The most common compensation structure among teams is a fixed commission split, employed at 38 percent of teams in the NAR survey. Another 22 percent used a graduated split.
Landry says her team is paid on a progressive split based on their production. “If they do any work outside of their own sales, like covering a home inspection, appraisal, or showing, then they’re paid on a per diem for those tasks,” she adds. “It enables some cash flow for them between sales. And then I’m only paying for something as I need it.”
She also employs a graphic designer on a per diem basis, and is now looking for someone with a real estate license — a must if they’re to open electronic lockboxes, she notes — who can handle some of the many operational duties inherent to the business, such as going to meet a photographer or home inspector at a property.
“A lot of team leaders are going to be a salaried position with a team member whose full-time job is doing showings, meeting appraisers, meeting the fire department for an inspection,” Landry says. “Those positions are starting to pop up on teams all around the country, and I’m looking to emulate it.”
Dolan is tight-lipped about Team Harborside’s compensation model. “I think how we do that is a little better than others, but it would give competitors too much insight,” he says. “We keep it so everybody has a vested interest in the client’s success.”

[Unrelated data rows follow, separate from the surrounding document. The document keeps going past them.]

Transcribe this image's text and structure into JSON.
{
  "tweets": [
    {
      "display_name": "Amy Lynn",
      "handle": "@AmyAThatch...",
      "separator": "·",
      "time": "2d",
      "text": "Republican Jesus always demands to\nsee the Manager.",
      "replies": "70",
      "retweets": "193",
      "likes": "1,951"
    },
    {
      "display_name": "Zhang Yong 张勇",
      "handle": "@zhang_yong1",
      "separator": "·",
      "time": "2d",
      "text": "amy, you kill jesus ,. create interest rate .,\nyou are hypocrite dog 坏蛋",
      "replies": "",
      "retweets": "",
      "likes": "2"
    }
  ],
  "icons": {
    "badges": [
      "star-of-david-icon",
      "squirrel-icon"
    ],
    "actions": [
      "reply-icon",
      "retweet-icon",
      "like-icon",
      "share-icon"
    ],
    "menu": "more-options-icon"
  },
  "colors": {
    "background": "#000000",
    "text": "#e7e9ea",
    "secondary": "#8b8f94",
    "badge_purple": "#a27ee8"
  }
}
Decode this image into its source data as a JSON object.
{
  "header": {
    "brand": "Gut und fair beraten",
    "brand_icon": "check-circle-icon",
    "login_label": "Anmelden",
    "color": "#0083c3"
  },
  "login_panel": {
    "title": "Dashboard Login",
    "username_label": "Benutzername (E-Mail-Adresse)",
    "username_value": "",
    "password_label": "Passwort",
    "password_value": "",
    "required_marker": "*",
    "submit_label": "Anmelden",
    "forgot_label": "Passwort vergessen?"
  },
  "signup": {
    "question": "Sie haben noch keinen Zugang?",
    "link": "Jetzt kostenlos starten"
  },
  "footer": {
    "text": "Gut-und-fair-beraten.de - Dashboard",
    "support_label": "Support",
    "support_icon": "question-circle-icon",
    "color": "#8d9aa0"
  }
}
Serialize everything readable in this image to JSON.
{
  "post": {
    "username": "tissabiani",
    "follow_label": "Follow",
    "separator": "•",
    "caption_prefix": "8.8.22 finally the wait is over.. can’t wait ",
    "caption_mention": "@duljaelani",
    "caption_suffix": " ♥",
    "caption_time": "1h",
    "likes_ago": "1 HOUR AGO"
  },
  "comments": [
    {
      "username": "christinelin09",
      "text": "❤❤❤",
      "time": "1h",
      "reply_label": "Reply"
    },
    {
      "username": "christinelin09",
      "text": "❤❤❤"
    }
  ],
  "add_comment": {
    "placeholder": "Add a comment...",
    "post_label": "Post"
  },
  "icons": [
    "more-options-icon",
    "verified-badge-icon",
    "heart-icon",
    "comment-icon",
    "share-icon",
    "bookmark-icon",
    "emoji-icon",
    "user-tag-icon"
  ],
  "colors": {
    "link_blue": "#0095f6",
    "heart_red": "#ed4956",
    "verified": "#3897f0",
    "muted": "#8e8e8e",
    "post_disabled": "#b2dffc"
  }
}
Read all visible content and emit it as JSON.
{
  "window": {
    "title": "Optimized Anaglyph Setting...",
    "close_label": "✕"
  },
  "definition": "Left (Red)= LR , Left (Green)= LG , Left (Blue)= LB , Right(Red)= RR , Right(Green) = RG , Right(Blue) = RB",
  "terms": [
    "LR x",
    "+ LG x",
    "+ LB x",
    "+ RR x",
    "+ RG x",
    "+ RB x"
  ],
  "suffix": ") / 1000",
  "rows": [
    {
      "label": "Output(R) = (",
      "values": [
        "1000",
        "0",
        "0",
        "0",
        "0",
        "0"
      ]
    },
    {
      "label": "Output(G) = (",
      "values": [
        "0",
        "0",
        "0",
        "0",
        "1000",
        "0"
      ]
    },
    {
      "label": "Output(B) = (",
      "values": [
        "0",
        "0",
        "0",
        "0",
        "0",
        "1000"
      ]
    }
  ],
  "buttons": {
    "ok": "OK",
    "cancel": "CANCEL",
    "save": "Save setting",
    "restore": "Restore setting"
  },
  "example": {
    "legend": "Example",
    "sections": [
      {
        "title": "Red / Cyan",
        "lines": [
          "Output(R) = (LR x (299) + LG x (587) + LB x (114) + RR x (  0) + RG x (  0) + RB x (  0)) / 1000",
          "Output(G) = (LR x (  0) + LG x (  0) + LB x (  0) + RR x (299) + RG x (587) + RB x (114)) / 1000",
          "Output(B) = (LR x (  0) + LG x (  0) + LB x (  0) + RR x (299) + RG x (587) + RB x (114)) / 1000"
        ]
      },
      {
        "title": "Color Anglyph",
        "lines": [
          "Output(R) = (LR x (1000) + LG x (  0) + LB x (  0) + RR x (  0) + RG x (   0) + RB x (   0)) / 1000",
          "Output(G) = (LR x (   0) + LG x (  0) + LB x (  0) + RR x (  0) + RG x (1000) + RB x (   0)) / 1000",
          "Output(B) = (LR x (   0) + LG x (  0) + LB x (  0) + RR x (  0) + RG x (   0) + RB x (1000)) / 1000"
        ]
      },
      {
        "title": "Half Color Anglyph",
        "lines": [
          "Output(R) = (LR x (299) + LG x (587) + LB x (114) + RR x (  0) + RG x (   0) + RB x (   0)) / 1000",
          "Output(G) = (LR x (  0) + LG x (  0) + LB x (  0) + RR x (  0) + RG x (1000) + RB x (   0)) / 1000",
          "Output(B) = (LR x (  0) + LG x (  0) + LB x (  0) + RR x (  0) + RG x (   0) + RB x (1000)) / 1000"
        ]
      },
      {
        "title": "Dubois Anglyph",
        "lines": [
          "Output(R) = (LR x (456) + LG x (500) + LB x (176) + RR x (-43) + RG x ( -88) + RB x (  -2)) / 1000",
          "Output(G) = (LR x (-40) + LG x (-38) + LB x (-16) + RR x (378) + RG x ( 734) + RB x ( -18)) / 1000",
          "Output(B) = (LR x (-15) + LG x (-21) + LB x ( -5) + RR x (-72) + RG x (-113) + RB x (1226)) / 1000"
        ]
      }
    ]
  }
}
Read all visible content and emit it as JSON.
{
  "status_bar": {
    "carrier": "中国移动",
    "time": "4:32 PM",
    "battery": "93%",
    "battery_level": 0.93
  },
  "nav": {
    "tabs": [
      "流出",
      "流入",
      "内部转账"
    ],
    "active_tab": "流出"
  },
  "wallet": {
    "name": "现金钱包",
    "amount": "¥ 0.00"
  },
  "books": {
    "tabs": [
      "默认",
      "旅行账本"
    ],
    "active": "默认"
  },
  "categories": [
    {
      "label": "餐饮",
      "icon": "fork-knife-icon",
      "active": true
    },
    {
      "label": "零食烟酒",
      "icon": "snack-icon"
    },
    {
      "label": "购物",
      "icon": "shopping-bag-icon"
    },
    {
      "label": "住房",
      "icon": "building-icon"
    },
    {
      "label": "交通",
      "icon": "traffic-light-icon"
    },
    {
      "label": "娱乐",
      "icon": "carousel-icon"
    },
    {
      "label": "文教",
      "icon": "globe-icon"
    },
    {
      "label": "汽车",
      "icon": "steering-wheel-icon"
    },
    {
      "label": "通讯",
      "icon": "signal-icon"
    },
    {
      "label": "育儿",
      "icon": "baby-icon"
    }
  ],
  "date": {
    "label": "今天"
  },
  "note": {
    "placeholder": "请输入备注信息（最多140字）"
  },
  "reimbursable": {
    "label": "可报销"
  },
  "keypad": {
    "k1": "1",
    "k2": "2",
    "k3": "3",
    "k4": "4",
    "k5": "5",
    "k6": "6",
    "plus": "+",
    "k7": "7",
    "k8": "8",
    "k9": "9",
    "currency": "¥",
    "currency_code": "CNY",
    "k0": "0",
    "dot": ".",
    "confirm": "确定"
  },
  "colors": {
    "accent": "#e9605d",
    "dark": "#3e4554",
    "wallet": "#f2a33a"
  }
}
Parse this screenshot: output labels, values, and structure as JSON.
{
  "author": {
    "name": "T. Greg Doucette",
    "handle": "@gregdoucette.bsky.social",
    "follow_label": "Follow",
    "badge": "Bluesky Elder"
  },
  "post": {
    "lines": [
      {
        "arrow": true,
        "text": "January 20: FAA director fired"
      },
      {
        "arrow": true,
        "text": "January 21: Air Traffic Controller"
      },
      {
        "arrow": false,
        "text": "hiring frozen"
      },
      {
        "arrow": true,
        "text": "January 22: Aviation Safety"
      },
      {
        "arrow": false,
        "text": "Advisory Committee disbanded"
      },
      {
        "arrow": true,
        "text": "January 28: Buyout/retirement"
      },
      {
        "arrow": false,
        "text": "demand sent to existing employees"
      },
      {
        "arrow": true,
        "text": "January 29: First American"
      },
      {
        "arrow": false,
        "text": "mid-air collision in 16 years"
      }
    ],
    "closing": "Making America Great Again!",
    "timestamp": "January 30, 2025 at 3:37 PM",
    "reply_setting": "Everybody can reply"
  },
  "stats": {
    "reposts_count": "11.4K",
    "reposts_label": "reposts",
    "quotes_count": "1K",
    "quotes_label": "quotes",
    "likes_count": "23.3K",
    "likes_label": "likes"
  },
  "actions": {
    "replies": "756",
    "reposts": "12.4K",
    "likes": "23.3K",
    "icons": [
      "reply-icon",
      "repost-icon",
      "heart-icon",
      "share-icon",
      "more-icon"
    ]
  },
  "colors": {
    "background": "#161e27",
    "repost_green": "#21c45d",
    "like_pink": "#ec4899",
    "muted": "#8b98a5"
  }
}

At Live in Luxury, Cushing and Cutter are 50/50 partners, and their junior members — two work part-time, one full-time — sign a contractor agreement annually. “It’s flexible, because we have a lot of different scenarios,” Cushing says. When junior associates are involved in a deal, “sometimes we partner with them 50/50 or just hand it off to them if it’s their own lead and they procured a client from a personal reference,” she adds. “Then there’s a different split and everyone knows that ahead of time.”
Building a winning team
Each agent we spoke to emphasized that finding true “teammates” was the most important part of building a successful real estate team.
Landry was an independent agent with RE/MAX Destiny in Cambridge for nearly three decades before hiring her first team member three years ago. Her first hire wasn’t a top-producing agent — in fact, she was brand new to the business. “But I took her under my wing,” Landry says. “She’d been a long time friend and worked for me 30 years ago in retail, I knew she had a great work ethic and she was coachable.” Integrity and kindness are the two traits she expects from her team members, she adds.
Seeking recommendations from other colleagues, Landry slowly added more agents who were interested in being mentored; some worked out, and some didn’t. Landry says there’s truth to the old “hire slow, fire fast” saying. “You have to be very diligent in the type of people you hire, they need to be a reflection of you and the way you do business,” she says.
Dolan says being part of a team has been so beneficial, his only regret is not joining or forming one sooner. “The advantage of being able to have a marketing person and that’s their lane, their specialty—this is what they think about, how to better market homes and expand the office — if that’s their sole purpose, they can do a great job,” he says.
Still, Dolan notes that teams aren’t for everyone. “I’ve seen people try to team up, and if there’s no trust and people have dissimilar work ethics, it’s just not going to work,” he says.
Unlocking the value a team can provide hinges entirely on finding the right people, he adds. “You’re trying to make one plus one equal three or four. If one plus one equals two, you’re not really a good team.”